Neighborly CEO Jase Wilson is an inspiring entrepreneur working to change how public projects are funded. I’ve been fortunate to chat numerous time with him over the past few weeks and always leave energized and ready to tackle big problems.
I asked Jase if he could reflect on the past four years building Neighborly and share some advice to others.
What inspires you most about the work you’re doing at Neighborly?
Apart from keeping the company funded, and reiterating the vision until everyone’s sick of hearing it (then reiterating it some more), my job is to seek, attract, recruit, and cultivate unimaginably smart and passionate people. Getting to work with the Neighborly team every day is beyond electrifying.
Also, it’s an honor to be the ones modernizing access to public finance. We’re changing how public projects get created, in an era where cities new solutions to address a growing list of economic and environmental challenges. Our work translates directly into more and better public projects — schools, parks, libraries, and next generation things like neighborhood microgrids and municipal wifi — that contribute positively to the world.
It’s been four years. What’s the status of Neighborly today?
Learning to walk-jog. Patience and long view to make big change in a two century old market.
You studied cities and technology at MIT. From what you learned in academics to what you’ve applied as an entrepreneur, what’s your general commentary on cities and technology today?
The megatrend that gives me the most hope for the future is the rise of the region: urban regions — clusters of cities — continue to emerge as the new units of economic and political power. Within our lifetimes, my guess is that regional becomes the new national. We’re living through the turbulence caused by the evaporation of legitimacy, power, and relevance of the nation level, a unit of organization that no longer really suits the way the world works. We see this unraveling worldwide and in our own nation. It can be a scary thought for many since we as humans tend to be tribal and identify with nationalism in deeply emotional ways. But it’s really not a practical construct anymore. I remain hopeful that what’s emerging is a new model of empowered regions, quilt works of thriving neighborhoods stitched together by geographic proximity and mutual interests, a model in which we can help each other thrive and co-exist as a unified planet.
Tech enables and enhances the concentration of power in this clustered organization in a positive feedback loop that accelerates the transition from strong nation to strong region. Every time we draw a map showing commuter patterns using cell phone location data that could not be analyzed at scale 15 years ago, we’re confronted with how the world really works. When we autonomize commutes, we open all new regional extents via passive door-to-door commutes, furthering the regional trend. Then new high tech intra-regional transport like Hyperloop connects the dots between regions. Farming automation draws even more people from the hinterlands to the urban regions. De-centralizing production, storage, conditioning and distribution of energy and other trends all accelerate the rise of the region. Everything we’re seeing right now plays in to the rise of the region.

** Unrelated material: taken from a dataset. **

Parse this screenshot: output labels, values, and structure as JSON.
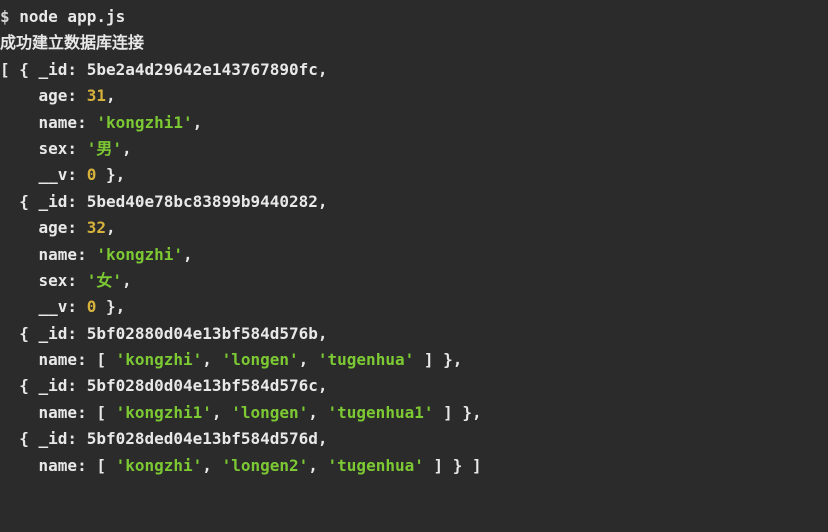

All of this means our work at Neighborly is of increasing importance. The public realm — the sum of all the goods we co-create and utilize tends to take place mostly at the local level. Public goods rely on public finance which is currently heavily organized around the concept of nation and states. What’s needed is a more efficient, data-driven mechanism for financing very local public projects global capital. Connecting local public projects directly to a global capital network is Neighborly in a nutshell.

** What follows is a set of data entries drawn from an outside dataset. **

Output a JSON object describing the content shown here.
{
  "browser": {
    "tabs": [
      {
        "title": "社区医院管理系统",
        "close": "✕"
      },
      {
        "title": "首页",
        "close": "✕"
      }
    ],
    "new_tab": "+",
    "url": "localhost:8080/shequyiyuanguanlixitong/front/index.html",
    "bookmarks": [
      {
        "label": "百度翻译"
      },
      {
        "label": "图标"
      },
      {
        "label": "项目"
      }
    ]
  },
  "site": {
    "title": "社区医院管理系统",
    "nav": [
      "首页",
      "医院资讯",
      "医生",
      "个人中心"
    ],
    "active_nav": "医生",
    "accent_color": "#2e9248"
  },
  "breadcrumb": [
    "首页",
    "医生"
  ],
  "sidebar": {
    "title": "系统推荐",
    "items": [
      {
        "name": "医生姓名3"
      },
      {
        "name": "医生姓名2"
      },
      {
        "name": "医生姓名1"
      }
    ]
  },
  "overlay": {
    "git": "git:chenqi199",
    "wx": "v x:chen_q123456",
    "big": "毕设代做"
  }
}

What’s your advice to civic-focused startups?
You know why your mission is “civic.” When you’re talking to investors, customers, even potential recruits, be open about how you define your space. Fields like “health” and “finance” are well established industries. Being a tech startup in one of those fields is easy to talk and think about — fintech for example. But “civic” is not a defined private sector field. The term means many things. For many, it invokes ideas of philanthropy, which can create subtle but sometimes strong and entirely unnecessary frictions for you.
Top five books everyone focused on cities should read?

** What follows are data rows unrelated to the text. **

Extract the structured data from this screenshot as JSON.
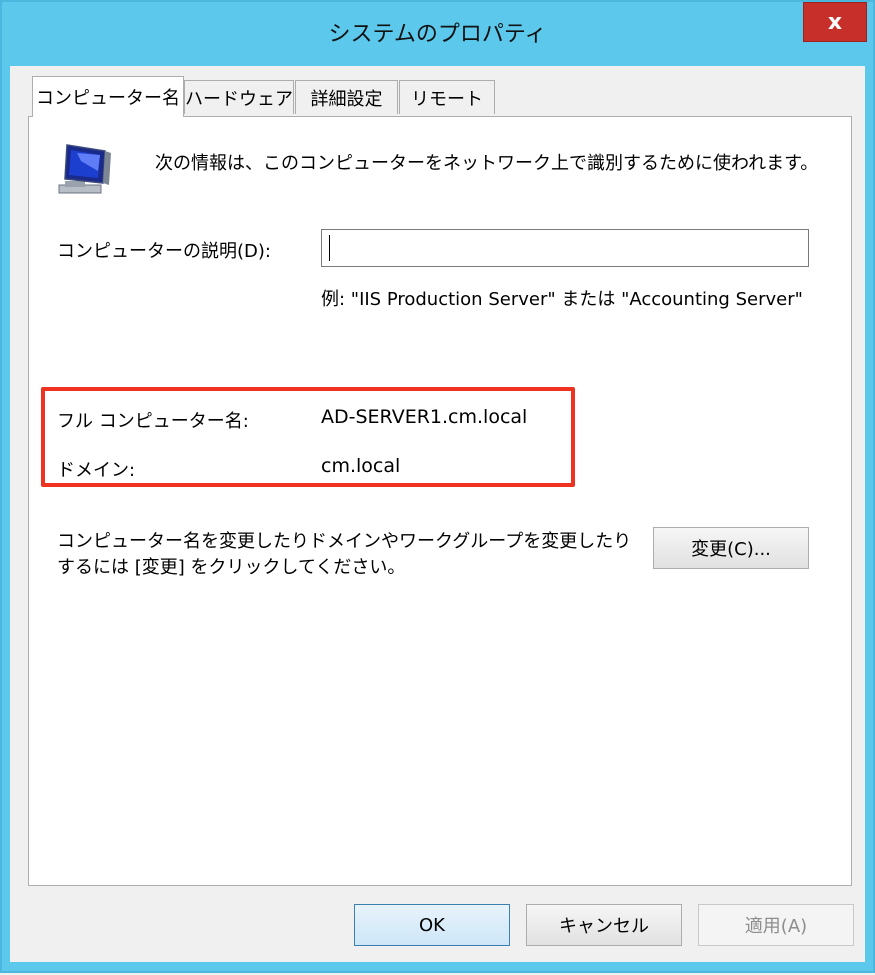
{
  "window": {
    "title": "システムのプロパティ",
    "close_label": "x"
  },
  "tabs": [
    {
      "label": "コンピューター名",
      "active": true
    },
    {
      "label": "ハードウェア",
      "active": false
    },
    {
      "label": "詳細設定",
      "active": false
    },
    {
      "label": "リモート",
      "active": false
    }
  ],
  "computer_name_tab": {
    "intro": "次の情報は、このコンピューターをネットワーク上で識別するために使われます。",
    "description_label": "コンピューターの説明(D):",
    "description_value": "",
    "example_text": "例: \"IIS Production Server\" または \"Accounting Server\"",
    "full_name_label": "フル コンピューター名:",
    "full_name_value": "AD-SERVER1.cm.local",
    "domain_label": "ドメイン:",
    "domain_value": "cm.local",
    "change_instructions": "コンピューター名を変更したりドメインやワークグループを変更したりするには [変更] をクリックしてください。",
    "change_button": "変更(C)..."
  },
  "footer": {
    "ok_label": "OK",
    "cancel_label": "キャンセル",
    "apply_label": "適用(A)"
  },
  "colors": {
    "title_bar": "#5bc8ec",
    "close_button": "#c7302a",
    "highlight_box": "#ee3322"
  },
  "icons": {
    "computer": "computer-icon"
  }
}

This is tricky and a question I’m often asked. I agree 100% with and defer to the Planetizen All Time Top 20. To it, for civic technologists specifically, I’d add a few — Citizenville is good, Jane Jacob’s lesser celebrated Economy of Cities, Ed Glaeser’s Triumph of the City, and for thinking really, really big about the future of the city Benkler’s The Wealth of Networks.